## [Problem description]
An unchanged copy of each entry below is needed; keep the pictures out of it.
■ ■ ■
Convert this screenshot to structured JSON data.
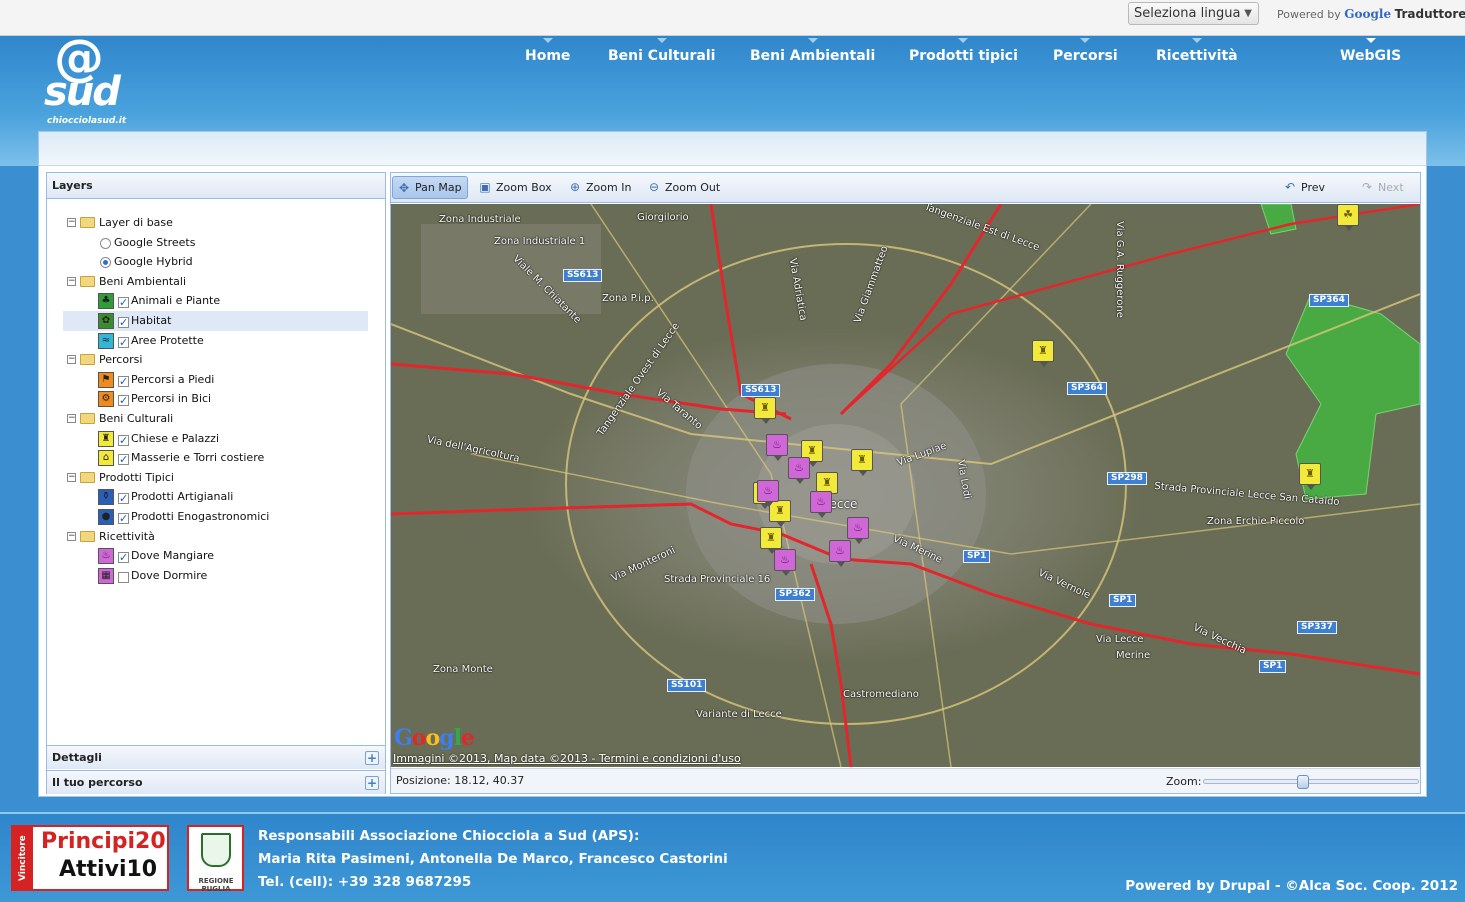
{
  "translator": {
    "select_label": "Seleziona lingua",
    "powered_by": "Powered by",
    "google": "Google",
    "translator": "Traduttore"
  },
  "site": {
    "logo_at": "@",
    "logo_name": "sud",
    "logo_domain": "chiocciolasud.it"
  },
  "nav": [
    "Home",
    "Beni Culturali",
    "Beni Ambientali",
    "Prodotti tipici",
    "Percorsi",
    "Ricettività",
    "WebGIS"
  ],
  "nav_active": "WebGIS",
  "layers": {
    "title": "Layers",
    "groups": [
      {
        "label": "Layer di base",
        "items": [
          {
            "label": "Google Streets",
            "type": "radio",
            "checked": false,
            "icon": "none"
          },
          {
            "label": "Google Hybrid",
            "type": "radio",
            "checked": true,
            "icon": "none"
          }
        ]
      },
      {
        "label": "Beni Ambientali",
        "items": [
          {
            "label": "Animali e Piante",
            "type": "check",
            "checked": true,
            "icon": "clover-icon"
          },
          {
            "label": "Habitat",
            "type": "check",
            "checked": true,
            "icon": "plant-icon",
            "selected": true
          },
          {
            "label": "Aree Protette",
            "type": "check",
            "checked": true,
            "icon": "water-icon"
          }
        ]
      },
      {
        "label": "Percorsi",
        "items": [
          {
            "label": "Percorsi a Piedi",
            "type": "check",
            "checked": true,
            "icon": "hiker-icon"
          },
          {
            "label": "Percorsi in Bici",
            "type": "check",
            "checked": true,
            "icon": "bicycle-icon"
          }
        ]
      },
      {
        "label": "Beni Culturali",
        "items": [
          {
            "label": "Chiese e Palazzi",
            "type": "check",
            "checked": true,
            "icon": "church-icon"
          },
          {
            "label": "Masserie e Torri costiere",
            "type": "check",
            "checked": true,
            "icon": "farmhouse-icon"
          }
        ]
      },
      {
        "label": "Prodotti Tipici",
        "items": [
          {
            "label": "Prodotti Artigianali",
            "type": "check",
            "checked": true,
            "icon": "vase-icon"
          },
          {
            "label": "Prodotti Enogastronomici",
            "type": "check",
            "checked": true,
            "icon": "fish-icon"
          }
        ]
      },
      {
        "label": "Ricettività",
        "items": [
          {
            "label": "Dove Mangiare",
            "type": "check",
            "checked": true,
            "icon": "dish-icon"
          },
          {
            "label": "Dove Dormire",
            "type": "check",
            "checked": false,
            "icon": "bed-icon"
          }
        ]
      }
    ],
    "dettagli": "Dettagli",
    "percorso": "Il tuo percorso"
  },
  "toolbar": {
    "pan": "Pan Map",
    "zoom_box": "Zoom Box",
    "zoom_in": "Zoom In",
    "zoom_out": "Zoom Out",
    "prev": "Prev",
    "next": "Next"
  },
  "map": {
    "labels": [
      "Zona Industriale",
      "Zona Industriale 1",
      "Giorgilorio",
      "Tangenziale Est di Lecce",
      "Viale M. Chiatante",
      "Zona P.i.p.",
      "Via Adriatica",
      "Via Giammatteo",
      "Via G.A. Rugge­rone",
      "Tangenziale Ovest di Lecce",
      "Via Taranto",
      "Via dell'Agricoltura",
      "Via Lupiae",
      "Via Lodi",
      "Strada Provinciale Lecce San Cataldo",
      "Zona Erchie Piccolo",
      "Via Monteroni",
      "Strada Provinciale 16",
      "Via Merine",
      "Via Vernole",
      "Via Lecce",
      "Merine",
      "Via Vecchia",
      "Zona Monte",
      "Castromediano",
      "Variante di Lecce",
      "Lecce"
    ],
    "shields": [
      "SS613",
      "SS613",
      "SP364",
      "SP364",
      "SP298",
      "SP1",
      "SP1",
      "SP337",
      "SP1",
      "SP362",
      "SS101"
    ],
    "attribution": "Immagini ©2013, Map data ©2013 - Termini e condizioni d'uso",
    "google_logo": "Google"
  },
  "status": {
    "position": "Posizione: 18.12, 40.37",
    "zoom_label": "Zoom:",
    "zoom_level": 0.46
  },
  "footer": {
    "badge1_side": "Vincitore",
    "badge1_line1": "Principi20",
    "badge1_line2": "Attivi10",
    "badge2_caption": "REGIONE PUGLIA",
    "line1": "Responsabili Associazione Chiocciola a Sud (APS):",
    "line2": "Maria Rita Pasimeni, Antonella De Marco, Francesco Castorini",
    "line3": "Tel. (cell): +39 328 9687295",
    "powered": "Powered by Drupal - ©Alca Soc. Coop. 2012"
  }
}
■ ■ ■
## [Response to the task]
Convert this screenshot to structured JSON data.
{
  "translator": {
    "select_label": "Seleziona lingua",
    "powered_by": "Powered by",
    "google": "Google",
    "translator": "Traduttore"
  },
  "site": {
    "logo_at": "@",
    "logo_name": "sud",
    "logo_domain": "chiocciolasud.it"
  },
  "nav": [
    "Home",
    "Beni Culturali",
    "Beni Ambientali",
    "Prodotti tipici",
    "Percorsi",
    "Ricettività",
    "WebGIS"
  ],
  "nav_active": "WebGIS",
  "layers": {
    "title": "Layers",
    "groups": [
      {
        "label": "Layer di base",
        "items": [
          {
            "label": "Google Streets",
            "type": "radio",
            "checked": false,
            "icon": "none"
          },
          {
            "label": "Google Hybrid",
            "type": "radio",
            "checked": true,
            "icon": "none"
          }
        ]
      },
      {
        "label": "Beni Ambientali",
        "items": [
          {
            "label": "Animali e Piante",
            "type": "check",
            "checked": true,
            "icon": "clover-icon"
          },
          {
            "label": "Habitat",
            "type": "check",
            "checked": true,
            "icon": "plant-icon",
            "selected": true
          },
          {
            "label": "Aree Protette",
            "type": "check",
            "checked": true,
            "icon": "water-icon"
          }
        ]
      },
      {
        "label": "Percorsi",
        "items": [
          {
            "label": "Percorsi a Piedi",
            "type": "check",
            "checked": true,
            "icon": "hiker-icon"
          },
          {
            "label": "Percorsi in Bici",
            "type": "check",
            "checked": true,
            "icon": "bicycle-icon"
          }
        ]
      },
      {
        "label": "Beni Culturali",
        "items": [
          {
            "label": "Chiese e Palazzi",
            "type": "check",
            "checked": true,
            "icon": "church-icon"
          },
          {
            "label": "Masserie e Torri costiere",
            "type": "check",
            "checked": true,
            "icon": "farmhouse-icon"
          }
        ]
      },
      {
        "label": "Prodotti Tipici",
        "items": [
          {
            "label": "Prodotti Artigianali",
            "type": "check",
            "checked": true,
            "icon": "vase-icon"
          },
          {
            "label": "Prodotti Enogastronomici",
            "type": "check",
            "checked": true,
            "icon": "fish-icon"
          }
        ]
      },
      {
        "label": "Ricettività",
        "items": [
          {
            "label": "Dove Mangiare",
            "type": "check",
            "checked": true,
            "icon": "dish-icon"
          },
          {
            "label": "Dove Dormire",
            "type": "check",
            "checked": false,
            "icon": "bed-icon"
          }
        ]
      }
    ],
    "dettagli": "Dettagli",
    "percorso": "Il tuo percorso"
  },
  "toolbar": {
    "pan": "Pan Map",
    "zoom_box": "Zoom Box",
    "zoom_in": "Zoom In",
    "zoom_out": "Zoom Out",
    "prev": "Prev",
    "next": "Next"
  },
  "map": {
    "labels": [
      "Zona Industriale",
      "Zona Industriale 1",
      "Giorgilorio",
      "Tangenziale Est di Lecce",
      "Viale M. Chiatante",
      "Zona P.i.p.",
      "Via Adriatica",
      "Via Giammatteo",
      "Via G.A. Rugge­rone",
      "Tangenziale Ovest di Lecce",
      "Via Taranto",
      "Via dell'Agricoltura",
      "Via Lupiae",
      "Via Lodi",
      "Strada Provinciale Lecce San Cataldo",
      "Zona Erchie Piccolo",
      "Via Monteroni",
      "Strada Provinciale 16",
      "Via Merine",
      "Via Vernole",
      "Via Lecce",
      "Merine",
      "Via Vecchia",
      "Zona Monte",
      "Castromediano",
      "Variante di Lecce",
      "Lecce"
    ],
    "shields": [
      "SS613",
      "SS613",
      "SP364",
      "SP364",
      "SP298",
      "SP1",
      "SP1",
      "SP337",
      "SP1",
      "SP362",
      "SS101"
    ],
    "attribution": "Immagini ©2013, Map data ©2013 - Termini e condizioni d'uso",
    "google_logo": "Google"
  },
  "status": {
    "position": "Posizione: 18.12, 40.37",
    "zoom_label": "Zoom:",
    "zoom_level": 0.46
  },
  "footer": {
    "badge1_side": "Vincitore",
    "badge1_line1": "Principi20",
    "badge1_line2": "Attivi10",
    "badge2_caption": "REGIONE PUGLIA",
    "line1": "Responsabili Associazione Chiocciola a Sud (APS):",
    "line2": "Maria Rita Pasimeni, Antonella De Marco, Francesco Castorini",
    "line3": "Tel. (cell): +39 328 9687295",
    "powered": "Powered by Drupal - ©Alca Soc. Coop. 2012"
  }
}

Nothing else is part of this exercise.